The high acidic levels of energy drinks and sports beverages cause irreversible erosion to your teeth’s enamel—that hard, shiny outer layer. Once the enamel is breached, decay of the underlying, softer dentine easily sets in.
A recent study in the peer-reviewed clinical journal of the Academy of General Dentistry (AGD) published the results of research headed by lead author Poonam Jain, BDS, MS, MPH.
Jain and his researchers examined the acidity levels in 13 sports drinks and 9 energy drinks and then immersed samples of human tooth enamel in each beverage for 15 minutes. Then they immersed the enamel in artificial saliva for two hours and then immersed it in fresh artificial saliva.
The procedure was repeated 4 times daily for 5 days.
After only 5 days, tooth enamel was noticeably damaged, with energy drinks inflicting twice as much damage as did sports drinks.
“Young adults consume these drinks assuming that they will improve their sports performance and energy levels and they are ‘better’ for them than soda,” says Jain. “Most of these patients are shocked to learn that these drinks are essentially bathing their teeth in acid.”
Jennifer Bone, DDS, MAGD and spokesperson for the AGD, suggests to her patients that they minimize their consumption of energy and sports drinks and chew sugar-free gum or rinse their mouths with water after consumption. She says, “Both tactics increase saliva flow, which naturally helps to return the acidity levels in the mouth to normal.”
Bone cautions patients to wait at least one hour before brushing their teeth after drinking the beverages. Otherwise, they risk scrubbing the acid into tooth surfaces.

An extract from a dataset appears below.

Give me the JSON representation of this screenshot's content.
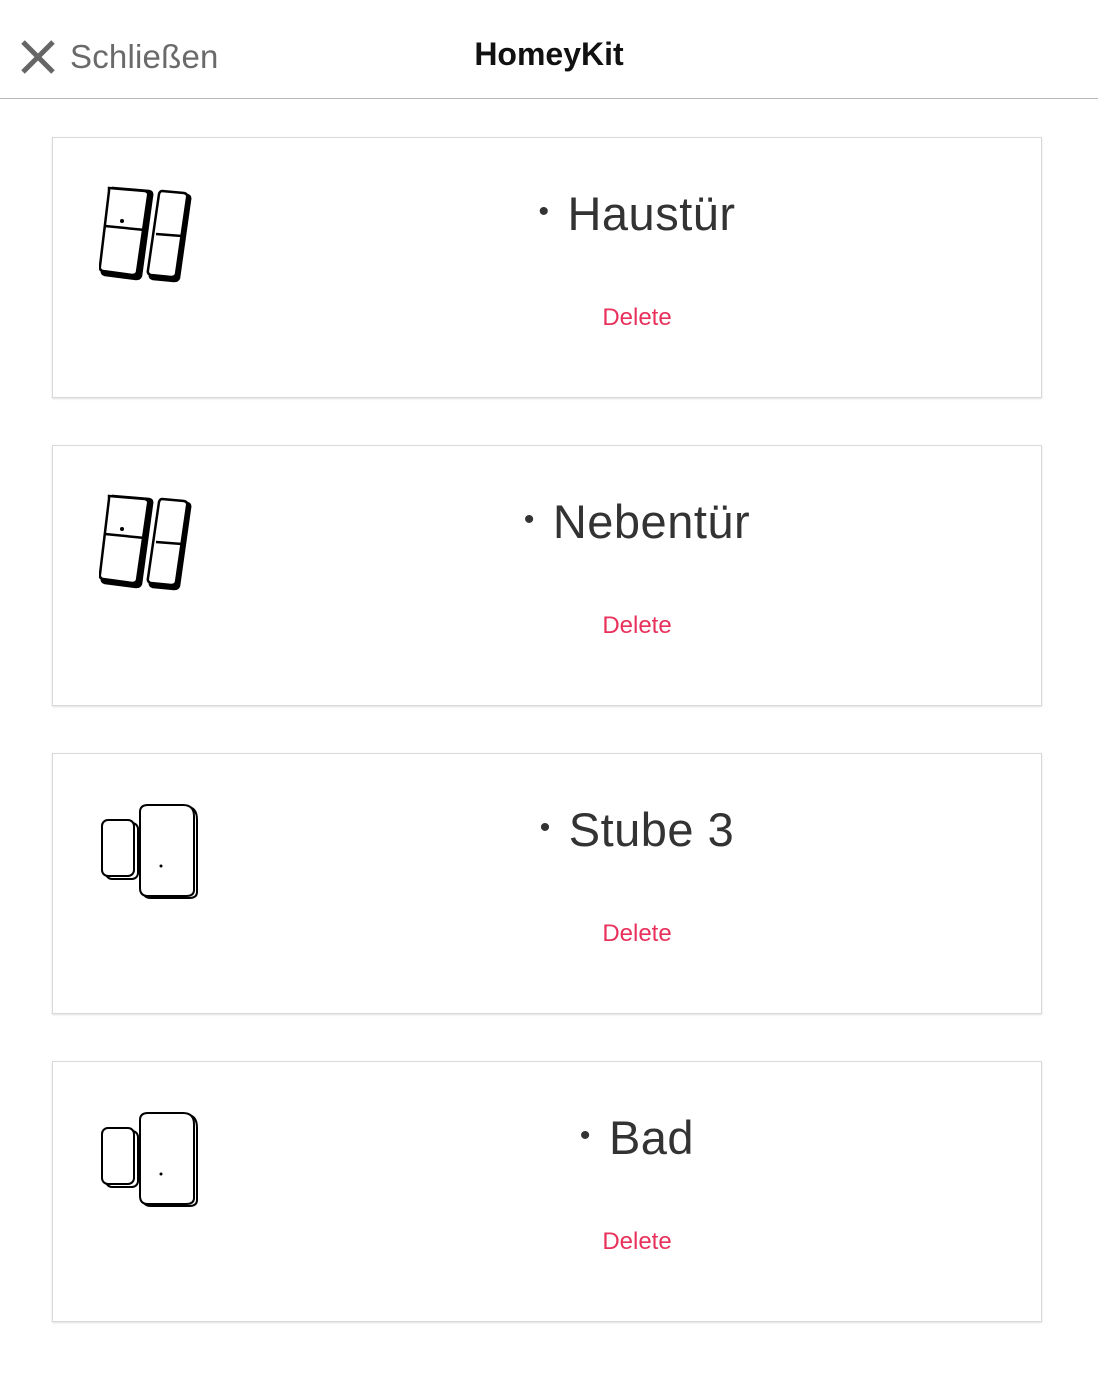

Source: University of California, Berkeley Wellness Letter, September 2012 Medical News Today, May 06, 2012 ScienceDaily, May 01, 2012 Study published in Dentistry Today, May/June 2012